_The problem_: Only the lines that include "DOWNLOAD" should be copied from the data below.

_Stored data_:
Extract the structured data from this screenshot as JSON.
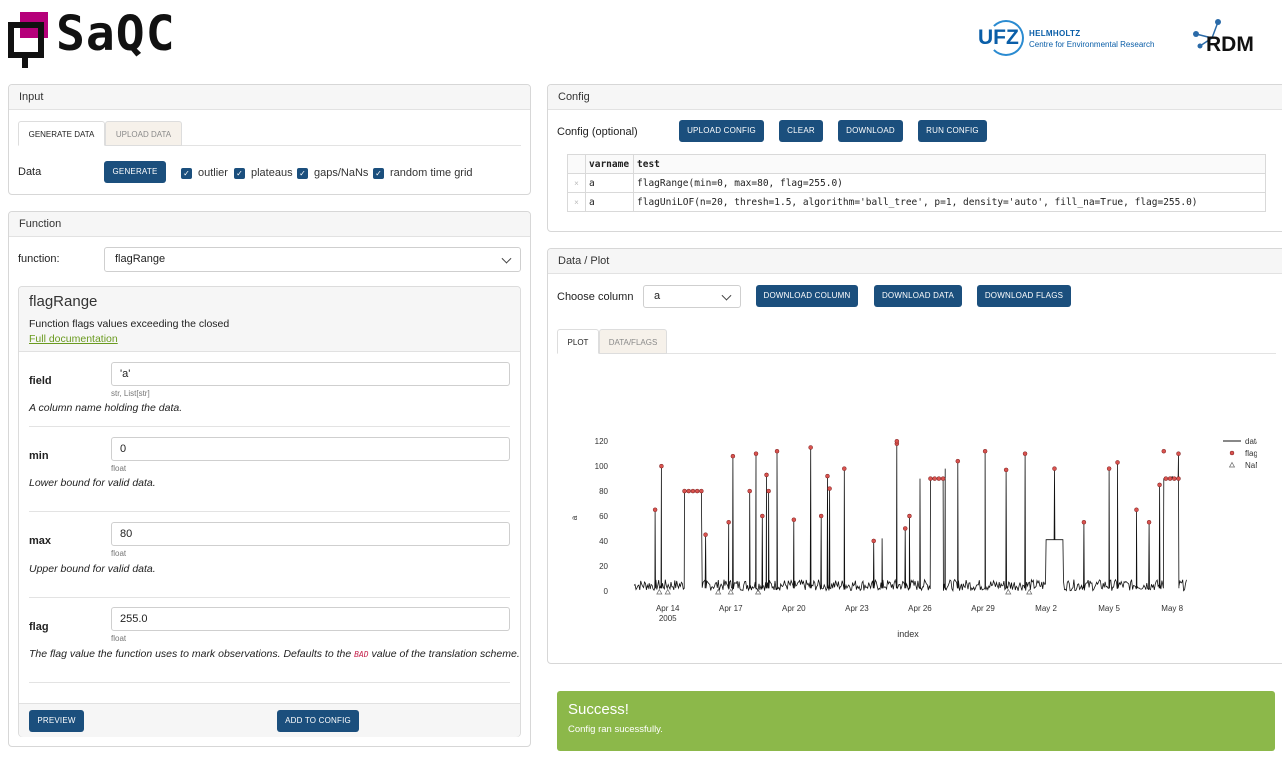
{
  "header": {
    "logo_text": "SaQC",
    "ufz_mark": "UFZ",
    "ufz_name": "HELMHOLTZ",
    "ufz_sub": "Centre for Environmental Research",
    "rdm_text": "RDM"
  },
  "input": {
    "title": "Input",
    "tabs": [
      "GENERATE DATA",
      "UPLOAD DATA"
    ],
    "data_label": "Data",
    "generate_button": "GENERATE",
    "checkboxes": [
      {
        "label": "outlier",
        "checked": true
      },
      {
        "label": "plateaus",
        "checked": true
      },
      {
        "label": "gaps/NaNs",
        "checked": true
      },
      {
        "label": "random time grid",
        "checked": true
      }
    ]
  },
  "function": {
    "title": "Function",
    "label": "function:",
    "selected": "flagRange",
    "name": "flagRange",
    "description": "Function flags values exceeding the closed",
    "doc_link": "Full documentation",
    "params": [
      {
        "name": "field",
        "value": "'a'",
        "type": "str, List[str]",
        "desc": "A column name holding the data."
      },
      {
        "name": "min",
        "value": "0",
        "type": "float",
        "desc": "Lower bound for valid data."
      },
      {
        "name": "max",
        "value": "80",
        "type": "float",
        "desc": "Upper bound for valid data."
      },
      {
        "name": "flag",
        "value": "255.0",
        "type": "float",
        "desc_pre": "The flag value the function uses to mark observations. Defaults to the ",
        "desc_code": "BAD",
        "desc_post": " value of the translation scheme."
      }
    ],
    "preview_button": "PREVIEW",
    "add_button": "ADD TO CONFIG"
  },
  "config": {
    "title": "Config",
    "label": "Config (optional)",
    "buttons": [
      "UPLOAD CONFIG",
      "CLEAR",
      "DOWNLOAD",
      "RUN CONFIG"
    ],
    "columns": [
      "varname",
      "test"
    ],
    "rows": [
      {
        "delete": "×",
        "varname": "a",
        "test": "flagRange(min=0, max=80, flag=255.0)"
      },
      {
        "delete": "×",
        "varname": "a",
        "test": "flagUniLOF(n=20, thresh=1.5, algorithm='ball_tree', p=1, density='auto', fill_na=True, flag=255.0)"
      }
    ]
  },
  "plot_panel": {
    "title": "Data / Plot",
    "choose_label": "Choose column",
    "selected_column": "a",
    "buttons": [
      "DOWNLOAD COLUMN",
      "DOWNLOAD DATA",
      "DOWNLOAD FLAGS"
    ],
    "tabs": [
      "PLOT",
      "DATA/FLAGS"
    ]
  },
  "success": {
    "title": "Success!",
    "message": "Config ran sucessfully."
  },
  "colors": {
    "primary": "#1b4f7d",
    "success": "#8cb84a",
    "flag": "#d9534f",
    "accent": "#b5007a",
    "link": "#6a9a1f"
  },
  "chart_data": {
    "type": "line",
    "xlabel": "index",
    "ylabel": "a",
    "ylim": [
      -5,
      125
    ],
    "yticks": [
      0,
      20,
      40,
      60,
      80,
      100,
      120
    ],
    "xticks": [
      "Apr 14",
      "Apr 17",
      "Apr 20",
      "Apr 23",
      "Apr 26",
      "Apr 29",
      "May 2",
      "May 5",
      "May 8"
    ],
    "xtick_sub": "2005",
    "legend": [
      "data",
      "flags",
      "NaNs"
    ],
    "legend_position": "top-right",
    "x_range_days": [
      12.3,
      38.8
    ],
    "spikes": [
      [
        13.4,
        65
      ],
      [
        13.7,
        100
      ],
      [
        14.8,
        80
      ],
      [
        15.1,
        80
      ],
      [
        15.3,
        80
      ],
      [
        15.5,
        80
      ],
      [
        15.8,
        45
      ],
      [
        16.9,
        55
      ],
      [
        17.1,
        108
      ],
      [
        17.9,
        80
      ],
      [
        18.2,
        110
      ],
      [
        18.5,
        60
      ],
      [
        18.7,
        93
      ],
      [
        18.8,
        80
      ],
      [
        19.2,
        112
      ],
      [
        20.0,
        57
      ],
      [
        20.8,
        115
      ],
      [
        21.3,
        60
      ],
      [
        21.6,
        92
      ],
      [
        21.7,
        82
      ],
      [
        22.4,
        98
      ],
      [
        23.8,
        40
      ],
      [
        24.2,
        42
      ],
      [
        24.9,
        118
      ],
      [
        25.3,
        50
      ],
      [
        25.5,
        60
      ],
      [
        26.0,
        90
      ],
      [
        26.8,
        90
      ],
      [
        27.2,
        98
      ],
      [
        27.8,
        104
      ],
      [
        29.1,
        112
      ],
      [
        30.1,
        97
      ],
      [
        31.0,
        110
      ],
      [
        32.4,
        98
      ],
      [
        33.8,
        55
      ],
      [
        35.0,
        98
      ],
      [
        35.4,
        103
      ],
      [
        36.3,
        65
      ],
      [
        36.9,
        55
      ],
      [
        37.4,
        85
      ],
      [
        37.6,
        90
      ],
      [
        38.0,
        92
      ],
      [
        38.3,
        110
      ]
    ],
    "plateaus": [
      [
        14.8,
        15.6,
        80
      ],
      [
        26.5,
        27.1,
        90
      ],
      [
        32.0,
        32.8,
        41
      ],
      [
        37.6,
        38.3,
        90
      ]
    ],
    "flags": [
      [
        13.4,
        65
      ],
      [
        13.7,
        100
      ],
      [
        14.8,
        80
      ],
      [
        15.0,
        80
      ],
      [
        15.2,
        80
      ],
      [
        15.4,
        80
      ],
      [
        15.6,
        80
      ],
      [
        15.8,
        45
      ],
      [
        16.9,
        55
      ],
      [
        17.1,
        108
      ],
      [
        17.9,
        80
      ],
      [
        18.2,
        110
      ],
      [
        18.5,
        60
      ],
      [
        18.7,
        93
      ],
      [
        18.8,
        80
      ],
      [
        19.2,
        112
      ],
      [
        20.0,
        57
      ],
      [
        20.8,
        115
      ],
      [
        21.3,
        60
      ],
      [
        21.6,
        92
      ],
      [
        21.7,
        82
      ],
      [
        22.4,
        98
      ],
      [
        23.8,
        40
      ],
      [
        24.9,
        118
      ],
      [
        24.9,
        120
      ],
      [
        25.3,
        50
      ],
      [
        25.5,
        60
      ],
      [
        26.5,
        90
      ],
      [
        26.7,
        90
      ],
      [
        26.9,
        90
      ],
      [
        27.1,
        90
      ],
      [
        27.8,
        104
      ],
      [
        29.1,
        112
      ],
      [
        30.1,
        97
      ],
      [
        31.0,
        110
      ],
      [
        32.4,
        98
      ],
      [
        33.8,
        55
      ],
      [
        35.0,
        98
      ],
      [
        35.4,
        103
      ],
      [
        36.3,
        65
      ],
      [
        36.9,
        55
      ],
      [
        37.4,
        85
      ],
      [
        37.7,
        90
      ],
      [
        37.9,
        90
      ],
      [
        38.1,
        90
      ],
      [
        38.3,
        90
      ],
      [
        38.3,
        110
      ],
      [
        37.6,
        112
      ]
    ],
    "nans": [
      13.6,
      14.0,
      16.4,
      17.0,
      18.3,
      30.2,
      31.2
    ]
  }
}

_Result of this exercise_:
      "DOWNLOAD",
      "DOWNLOAD COLUMN",
      "DOWNLOAD DATA",
      "DOWNLOAD FLAGS"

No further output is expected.